Your assignment | Without any of their pictures, return all of the records exactly.

[[ Data to examine open ]]

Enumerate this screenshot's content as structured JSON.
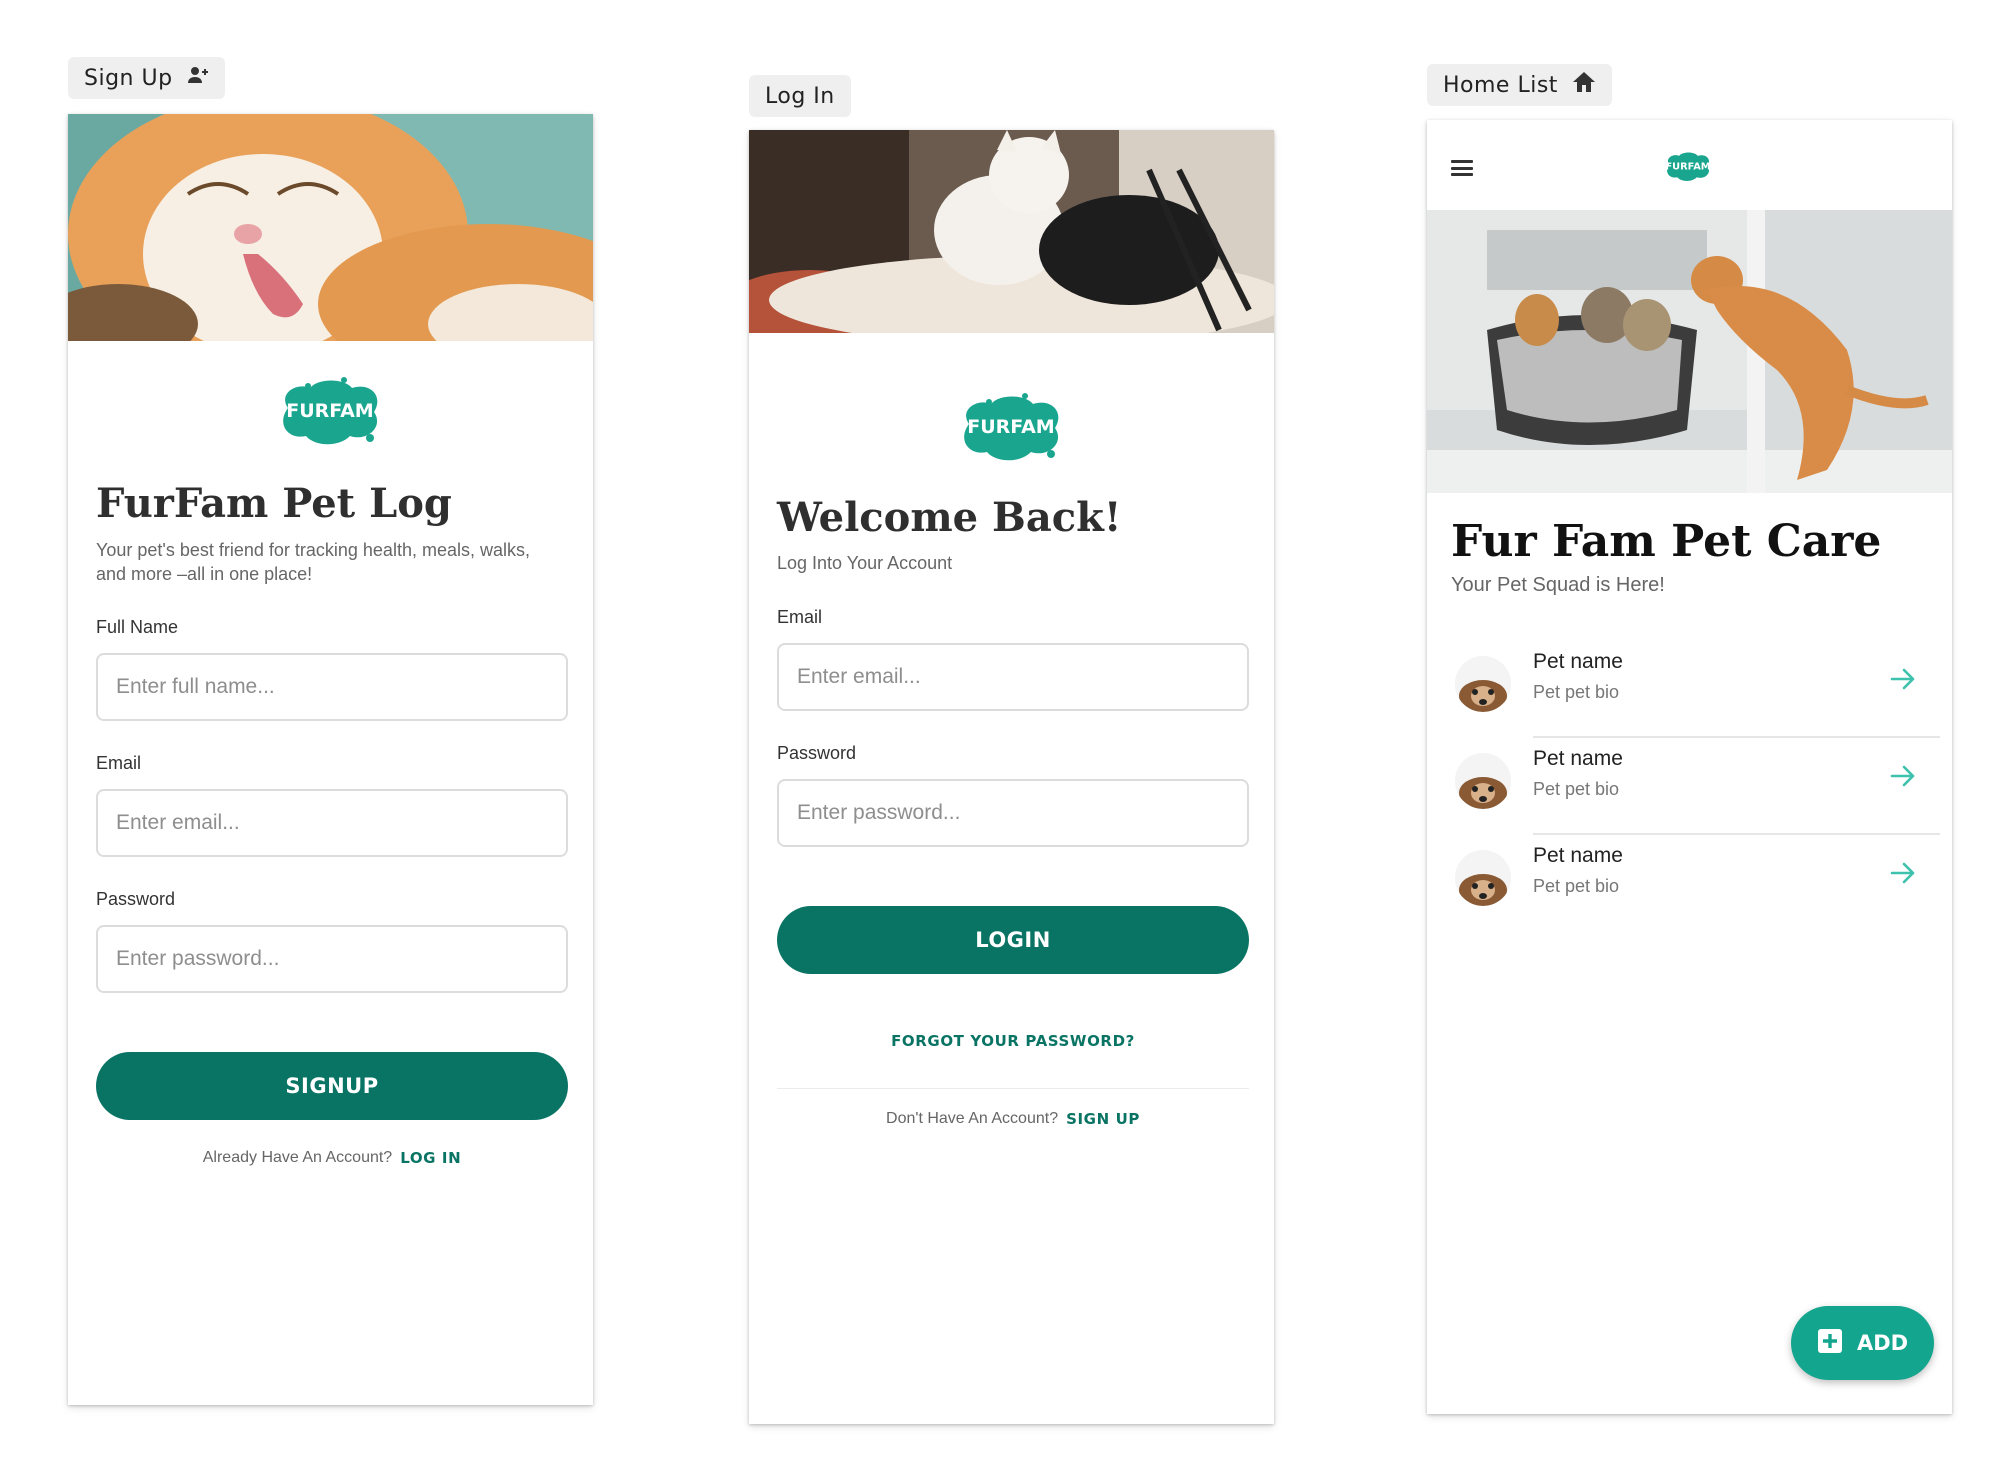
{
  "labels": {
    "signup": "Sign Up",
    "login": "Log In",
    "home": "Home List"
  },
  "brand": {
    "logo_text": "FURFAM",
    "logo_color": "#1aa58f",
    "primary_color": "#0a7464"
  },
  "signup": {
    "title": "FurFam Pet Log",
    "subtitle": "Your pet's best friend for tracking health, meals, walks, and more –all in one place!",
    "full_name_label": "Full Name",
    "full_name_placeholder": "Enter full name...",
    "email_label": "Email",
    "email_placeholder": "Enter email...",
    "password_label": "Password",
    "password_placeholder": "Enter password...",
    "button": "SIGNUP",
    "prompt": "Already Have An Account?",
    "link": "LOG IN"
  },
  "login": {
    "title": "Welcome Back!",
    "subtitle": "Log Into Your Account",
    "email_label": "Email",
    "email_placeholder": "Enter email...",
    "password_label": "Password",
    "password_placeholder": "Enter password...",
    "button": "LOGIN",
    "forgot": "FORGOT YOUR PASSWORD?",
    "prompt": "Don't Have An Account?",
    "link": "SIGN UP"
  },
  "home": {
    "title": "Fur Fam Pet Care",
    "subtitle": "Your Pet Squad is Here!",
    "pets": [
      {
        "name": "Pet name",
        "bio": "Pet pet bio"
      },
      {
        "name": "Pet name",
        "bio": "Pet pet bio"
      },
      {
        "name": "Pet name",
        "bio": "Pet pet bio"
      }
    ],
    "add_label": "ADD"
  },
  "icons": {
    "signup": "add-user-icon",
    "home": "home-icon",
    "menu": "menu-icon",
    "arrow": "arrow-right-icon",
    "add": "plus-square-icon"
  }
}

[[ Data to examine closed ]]

Result for this task |
Enumerate this screenshot's content as structured JSON.
{
  "labels": {
    "signup": "Sign Up",
    "login": "Log In",
    "home": "Home List"
  },
  "brand": {
    "logo_text": "FURFAM",
    "logo_color": "#1aa58f",
    "primary_color": "#0a7464"
  },
  "signup": {
    "title": "FurFam Pet Log",
    "subtitle": "Your pet's best friend for tracking health, meals, walks, and more –all in one place!",
    "full_name_label": "Full Name",
    "full_name_placeholder": "Enter full name...",
    "email_label": "Email",
    "email_placeholder": "Enter email...",
    "password_label": "Password",
    "password_placeholder": "Enter password...",
    "button": "SIGNUP",
    "prompt": "Already Have An Account?",
    "link": "LOG IN"
  },
  "login": {
    "title": "Welcome Back!",
    "subtitle": "Log Into Your Account",
    "email_label": "Email",
    "email_placeholder": "Enter email...",
    "password_label": "Password",
    "password_placeholder": "Enter password...",
    "button": "LOGIN",
    "forgot": "FORGOT YOUR PASSWORD?",
    "prompt": "Don't Have An Account?",
    "link": "SIGN UP"
  },
  "home": {
    "title": "Fur Fam Pet Care",
    "subtitle": "Your Pet Squad is Here!",
    "pets": [
      {
        "name": "Pet name",
        "bio": "Pet pet bio"
      },
      {
        "name": "Pet name",
        "bio": "Pet pet bio"
      },
      {
        "name": "Pet name",
        "bio": "Pet pet bio"
      }
    ],
    "add_label": "ADD"
  },
  "icons": {
    "signup": "add-user-icon",
    "home": "home-icon",
    "menu": "menu-icon",
    "arrow": "arrow-right-icon",
    "add": "plus-square-icon"
  }
}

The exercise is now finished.